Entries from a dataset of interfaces

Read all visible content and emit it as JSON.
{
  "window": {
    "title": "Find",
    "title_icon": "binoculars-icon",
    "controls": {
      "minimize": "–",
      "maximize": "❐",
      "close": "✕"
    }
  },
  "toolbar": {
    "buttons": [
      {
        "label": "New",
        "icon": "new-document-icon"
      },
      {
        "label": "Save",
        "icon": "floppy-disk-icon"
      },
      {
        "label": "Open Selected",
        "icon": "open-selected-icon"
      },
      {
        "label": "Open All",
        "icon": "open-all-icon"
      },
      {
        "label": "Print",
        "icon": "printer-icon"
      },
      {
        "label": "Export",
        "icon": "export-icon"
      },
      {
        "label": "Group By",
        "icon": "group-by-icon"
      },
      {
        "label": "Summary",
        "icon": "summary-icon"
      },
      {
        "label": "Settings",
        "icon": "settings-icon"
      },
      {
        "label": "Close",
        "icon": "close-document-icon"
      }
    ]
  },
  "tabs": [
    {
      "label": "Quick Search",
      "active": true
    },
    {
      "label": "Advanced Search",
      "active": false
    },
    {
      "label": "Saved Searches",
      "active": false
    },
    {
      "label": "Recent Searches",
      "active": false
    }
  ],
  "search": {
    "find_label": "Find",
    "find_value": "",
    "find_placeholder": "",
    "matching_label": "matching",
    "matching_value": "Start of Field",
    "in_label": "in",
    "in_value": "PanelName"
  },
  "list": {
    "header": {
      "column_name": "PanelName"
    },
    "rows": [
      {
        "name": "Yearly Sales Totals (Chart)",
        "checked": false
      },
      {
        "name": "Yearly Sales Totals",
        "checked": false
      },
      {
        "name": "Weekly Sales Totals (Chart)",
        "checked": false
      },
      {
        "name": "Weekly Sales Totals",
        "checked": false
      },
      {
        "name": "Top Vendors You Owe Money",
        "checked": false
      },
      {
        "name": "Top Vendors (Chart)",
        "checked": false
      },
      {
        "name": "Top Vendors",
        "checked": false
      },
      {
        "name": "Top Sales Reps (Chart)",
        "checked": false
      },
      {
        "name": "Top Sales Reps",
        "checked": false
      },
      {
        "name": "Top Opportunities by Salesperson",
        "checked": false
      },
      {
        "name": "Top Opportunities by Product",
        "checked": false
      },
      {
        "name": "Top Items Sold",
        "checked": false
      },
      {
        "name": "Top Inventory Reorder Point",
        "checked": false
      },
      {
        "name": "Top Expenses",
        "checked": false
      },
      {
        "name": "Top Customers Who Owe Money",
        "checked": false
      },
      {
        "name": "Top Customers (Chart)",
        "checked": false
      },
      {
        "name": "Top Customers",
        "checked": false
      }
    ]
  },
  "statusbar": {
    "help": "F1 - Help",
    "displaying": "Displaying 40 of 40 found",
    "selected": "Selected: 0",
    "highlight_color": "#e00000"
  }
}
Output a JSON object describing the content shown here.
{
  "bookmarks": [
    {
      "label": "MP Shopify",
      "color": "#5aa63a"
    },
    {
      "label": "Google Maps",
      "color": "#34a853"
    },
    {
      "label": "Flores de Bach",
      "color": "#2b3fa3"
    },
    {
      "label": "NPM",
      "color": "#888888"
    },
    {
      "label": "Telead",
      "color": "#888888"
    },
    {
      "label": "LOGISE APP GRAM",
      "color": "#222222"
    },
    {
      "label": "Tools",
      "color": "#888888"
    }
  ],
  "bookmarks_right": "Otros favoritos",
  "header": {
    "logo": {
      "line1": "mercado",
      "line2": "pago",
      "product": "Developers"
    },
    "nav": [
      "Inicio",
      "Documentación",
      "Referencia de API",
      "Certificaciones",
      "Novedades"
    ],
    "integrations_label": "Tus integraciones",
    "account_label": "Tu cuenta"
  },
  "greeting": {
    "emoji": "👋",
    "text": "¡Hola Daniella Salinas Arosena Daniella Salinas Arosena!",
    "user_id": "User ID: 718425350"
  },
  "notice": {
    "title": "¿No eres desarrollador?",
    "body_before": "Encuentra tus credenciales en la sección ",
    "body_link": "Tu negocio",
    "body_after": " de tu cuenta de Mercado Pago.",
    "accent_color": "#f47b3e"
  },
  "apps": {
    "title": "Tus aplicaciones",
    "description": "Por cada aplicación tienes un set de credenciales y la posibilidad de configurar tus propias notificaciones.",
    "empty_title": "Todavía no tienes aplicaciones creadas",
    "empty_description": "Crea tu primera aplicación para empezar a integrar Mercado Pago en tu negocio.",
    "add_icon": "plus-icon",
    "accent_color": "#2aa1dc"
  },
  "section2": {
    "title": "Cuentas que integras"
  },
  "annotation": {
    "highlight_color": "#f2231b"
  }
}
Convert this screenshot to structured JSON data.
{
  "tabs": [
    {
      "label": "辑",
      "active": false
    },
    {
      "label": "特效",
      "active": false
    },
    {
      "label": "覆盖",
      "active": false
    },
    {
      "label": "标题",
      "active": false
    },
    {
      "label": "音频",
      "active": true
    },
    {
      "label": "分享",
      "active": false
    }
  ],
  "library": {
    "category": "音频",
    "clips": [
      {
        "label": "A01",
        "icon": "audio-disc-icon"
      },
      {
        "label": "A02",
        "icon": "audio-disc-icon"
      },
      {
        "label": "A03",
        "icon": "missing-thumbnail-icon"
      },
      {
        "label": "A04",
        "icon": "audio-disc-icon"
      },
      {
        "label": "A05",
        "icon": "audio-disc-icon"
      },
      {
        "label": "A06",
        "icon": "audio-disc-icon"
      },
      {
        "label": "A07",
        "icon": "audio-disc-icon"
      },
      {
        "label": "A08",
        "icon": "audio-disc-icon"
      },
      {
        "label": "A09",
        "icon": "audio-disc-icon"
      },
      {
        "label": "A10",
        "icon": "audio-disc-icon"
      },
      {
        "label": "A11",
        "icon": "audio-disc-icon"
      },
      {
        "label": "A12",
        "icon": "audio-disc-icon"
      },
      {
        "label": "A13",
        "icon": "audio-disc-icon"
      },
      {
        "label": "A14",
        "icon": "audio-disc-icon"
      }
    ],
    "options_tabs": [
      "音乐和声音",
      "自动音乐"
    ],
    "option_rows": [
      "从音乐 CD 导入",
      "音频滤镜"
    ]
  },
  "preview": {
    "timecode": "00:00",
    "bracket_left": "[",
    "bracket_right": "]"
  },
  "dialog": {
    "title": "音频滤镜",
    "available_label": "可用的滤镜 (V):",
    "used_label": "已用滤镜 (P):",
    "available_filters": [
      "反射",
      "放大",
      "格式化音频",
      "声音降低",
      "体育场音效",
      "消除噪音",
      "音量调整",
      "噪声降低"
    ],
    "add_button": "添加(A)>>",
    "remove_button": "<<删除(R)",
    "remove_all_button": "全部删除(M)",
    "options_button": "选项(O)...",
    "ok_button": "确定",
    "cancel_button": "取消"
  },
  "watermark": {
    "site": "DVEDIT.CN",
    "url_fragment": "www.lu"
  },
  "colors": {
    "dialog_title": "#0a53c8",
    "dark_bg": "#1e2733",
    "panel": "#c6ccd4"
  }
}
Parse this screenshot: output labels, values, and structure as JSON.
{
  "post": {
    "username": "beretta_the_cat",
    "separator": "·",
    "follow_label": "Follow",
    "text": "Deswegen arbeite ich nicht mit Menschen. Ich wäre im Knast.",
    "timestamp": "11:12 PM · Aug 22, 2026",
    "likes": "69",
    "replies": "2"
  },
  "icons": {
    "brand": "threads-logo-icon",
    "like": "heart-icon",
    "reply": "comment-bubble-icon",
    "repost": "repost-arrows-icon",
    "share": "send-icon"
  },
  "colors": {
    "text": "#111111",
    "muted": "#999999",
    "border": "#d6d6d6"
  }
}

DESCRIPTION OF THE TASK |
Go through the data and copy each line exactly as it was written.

SOLUTION TO THIS EXERCISE |
Read all visible content and emit it as JSON.
{
  "window": {
    "title": "Find",
    "title_icon": "binoculars-icon",
    "controls": {
      "minimize": "–",
      "maximize": "❐",
      "close": "✕"
    }
  },
  "toolbar": {
    "buttons": [
      {
        "label": "New",
        "icon": "new-document-icon"
      },
      {
        "label": "Save",
        "icon": "floppy-disk-icon"
      },
      {
        "label": "Open Selected",
        "icon": "open-selected-icon"
      },
      {
        "label": "Open All",
        "icon": "open-all-icon"
      },
      {
        "label": "Print",
        "icon": "printer-icon"
      },
      {
        "label": "Export",
        "icon": "export-icon"
      },
      {
        "label": "Group By",
        "icon": "group-by-icon"
      },
      {
        "label": "Summary",
        "icon": "summary-icon"
      },
      {
        "label": "Settings",
        "icon": "settings-icon"
      },
      {
        "label": "Close",
        "icon": "close-document-icon"
      }
    ]
  },
  "tabs": [
    {
      "label": "Quick Search",
      "active": true
    },
    {
      "label": "Advanced Search",
      "active": false
    },
    {
      "label": "Saved Searches",
      "active": false
    },
    {
      "label": "Recent Searches",
      "active": false
    }
  ],
  "search": {
    "find_label": "Find",
    "find_value": "",
    "find_placeholder": "",
    "matching_label": "matching",
    "matching_value": "Start of Field",
    "in_label": "in",
    "in_value": "PanelName"
  },
  "list": {
    "header": {
      "column_name": "PanelName"
    },
    "rows": [
      {
        "name": "Yearly Sales Totals (Chart)",
        "checked": false
      },
      {
        "name": "Yearly Sales Totals",
        "checked": false
      },
      {
        "name": "Weekly Sales Totals (Chart)",
        "checked": false
      },
      {
        "name": "Weekly Sales Totals",
        "checked": false
      },
      {
        "name": "Top Vendors You Owe Money",
        "checked": false
      },
      {
        "name": "Top Vendors (Chart)",
        "checked": false
      },
      {
        "name": "Top Vendors",
        "checked": false
      },
      {
        "name": "Top Sales Reps (Chart)",
        "checked": false
      },
      {
        "name": "Top Sales Reps",
        "checked": false
      },
      {
        "name": "Top Opportunities by Salesperson",
        "checked": false
      },
      {
        "name": "Top Opportunities by Product",
        "checked": false
      },
      {
        "name": "Top Items Sold",
        "checked": false
      },
      {
        "name": "Top Inventory Reorder Point",
        "checked": false
      },
      {
        "name": "Top Expenses",
        "checked": false
      },
      {
        "name": "Top Customers Who Owe Money",
        "checked": false
      },
      {
        "name": "Top Customers (Chart)",
        "checked": false
      },
      {
        "name": "Top Customers",
        "checked": false
      }
    ]
  },
  "statusbar": {
    "help": "F1 - Help",
    "displaying": "Displaying 40 of 40 found",
    "selected": "Selected: 0",
    "highlight_color": "#e00000"
  }
}
Output a JSON object describing the content shown here.
{
  "bookmarks": [
    {
      "label": "MP Shopify",
      "color": "#5aa63a"
    },
    {
      "label": "Google Maps",
      "color": "#34a853"
    },
    {
      "label": "Flores de Bach",
      "color": "#2b3fa3"
    },
    {
      "label": "NPM",
      "color": "#888888"
    },
    {
      "label": "Telead",
      "color": "#888888"
    },
    {
      "label": "LOGISE APP GRAM",
      "color": "#222222"
    },
    {
      "label": "Tools",
      "color": "#888888"
    }
  ],
  "bookmarks_right": "Otros favoritos",
  "header": {
    "logo": {
      "line1": "mercado",
      "line2": "pago",
      "product": "Developers"
    },
    "nav": [
      "Inicio",
      "Documentación",
      "Referencia de API",
      "Certificaciones",
      "Novedades"
    ],
    "integrations_label": "Tus integraciones",
    "account_label": "Tu cuenta"
  },
  "greeting": {
    "emoji": "👋",
    "text": "¡Hola Daniella Salinas Arosena Daniella Salinas Arosena!",
    "user_id": "User ID: 718425350"
  },
  "notice": {
    "title": "¿No eres desarrollador?",
    "body_before": "Encuentra tus credenciales en la sección ",
    "body_link": "Tu negocio",
    "body_after": " de tu cuenta de Mercado Pago.",
    "accent_color": "#f47b3e"
  },
  "apps": {
    "title": "Tus aplicaciones",
    "description": "Por cada aplicación tienes un set de credenciales y la posibilidad de configurar tus propias notificaciones.",
    "empty_title": "Todavía no tienes aplicaciones creadas",
    "empty_description": "Crea tu primera aplicación para empezar a integrar Mercado Pago en tu negocio.",
    "add_icon": "plus-icon",
    "accent_color": "#2aa1dc"
  },
  "section2": {
    "title": "Cuentas que integras"
  },
  "annotation": {
    "highlight_color": "#f2231b"
  }
}
Convert this screenshot to structured JSON data.
{
  "tabs": [
    {
      "label": "辑",
      "active": false
    },
    {
      "label": "特效",
      "active": false
    },
    {
      "label": "覆盖",
      "active": false
    },
    {
      "label": "标题",
      "active": false
    },
    {
      "label": "音频",
      "active": true
    },
    {
      "label": "分享",
      "active": false
    }
  ],
  "library": {
    "category": "音频",
    "clips": [
      {
        "label": "A01",
        "icon": "audio-disc-icon"
      },
      {
        "label": "A02",
        "icon": "audio-disc-icon"
      },
      {
        "label": "A03",
        "icon": "missing-thumbnail-icon"
      },
      {
        "label": "A04",
        "icon": "audio-disc-icon"
      },
      {
        "label": "A05",
        "icon": "audio-disc-icon"
      },
      {
        "label": "A06",
        "icon": "audio-disc-icon"
      },
      {
        "label": "A07",
        "icon": "audio-disc-icon"
      },
      {
        "label": "A08",
        "icon": "audio-disc-icon"
      },
      {
        "label": "A09",
        "icon": "audio-disc-icon"
      },
      {
        "label": "A10",
        "icon": "audio-disc-icon"
      },
      {
        "label": "A11",
        "icon": "audio-disc-icon"
      },
      {
        "label": "A12",
        "icon": "audio-disc-icon"
      },
      {
        "label": "A13",
        "icon": "audio-disc-icon"
      },
      {
        "label": "A14",
        "icon": "audio-disc-icon"
      }
    ],
    "options_tabs": [
      "音乐和声音",
      "自动音乐"
    ],
    "option_rows": [
      "从音乐 CD 导入",
      "音频滤镜"
    ]
  },
  "preview": {
    "timecode": "00:00",
    "bracket_left": "[",
    "bracket_right": "]"
  },
  "dialog": {
    "title": "音频滤镜",
    "available_label": "可用的滤镜 (V):",
    "used_label": "已用滤镜 (P):",
    "available_filters": [
      "反射",
      "放大",
      "格式化音频",
      "声音降低",
      "体育场音效",
      "消除噪音",
      "音量调整",
      "噪声降低"
    ],
    "add_button": "添加(A)>>",
    "remove_button": "<<删除(R)",
    "remove_all_button": "全部删除(M)",
    "options_button": "选项(O)...",
    "ok_button": "确定",
    "cancel_button": "取消"
  },
  "watermark": {
    "site": "DVEDIT.CN",
    "url_fragment": "www.lu"
  },
  "colors": {
    "dialog_title": "#0a53c8",
    "dark_bg": "#1e2733",
    "panel": "#c6ccd4"
  }
}
Parse this screenshot: output labels, values, and structure as JSON.
{
  "post": {
    "username": "beretta_the_cat",
    "separator": "·",
    "follow_label": "Follow",
    "text": "Deswegen arbeite ich nicht mit Menschen. Ich wäre im Knast.",
    "timestamp": "11:12 PM · Aug 22, 2026",
    "likes": "69",
    "replies": "2"
  },
  "icons": {
    "brand": "threads-logo-icon",
    "like": "heart-icon",
    "reply": "comment-bubble-icon",
    "repost": "repost-arrows-icon",
    "share": "send-icon"
  },
  "colors": {
    "text": "#111111",
    "muted": "#999999",
    "border": "#d6d6d6"
  }
}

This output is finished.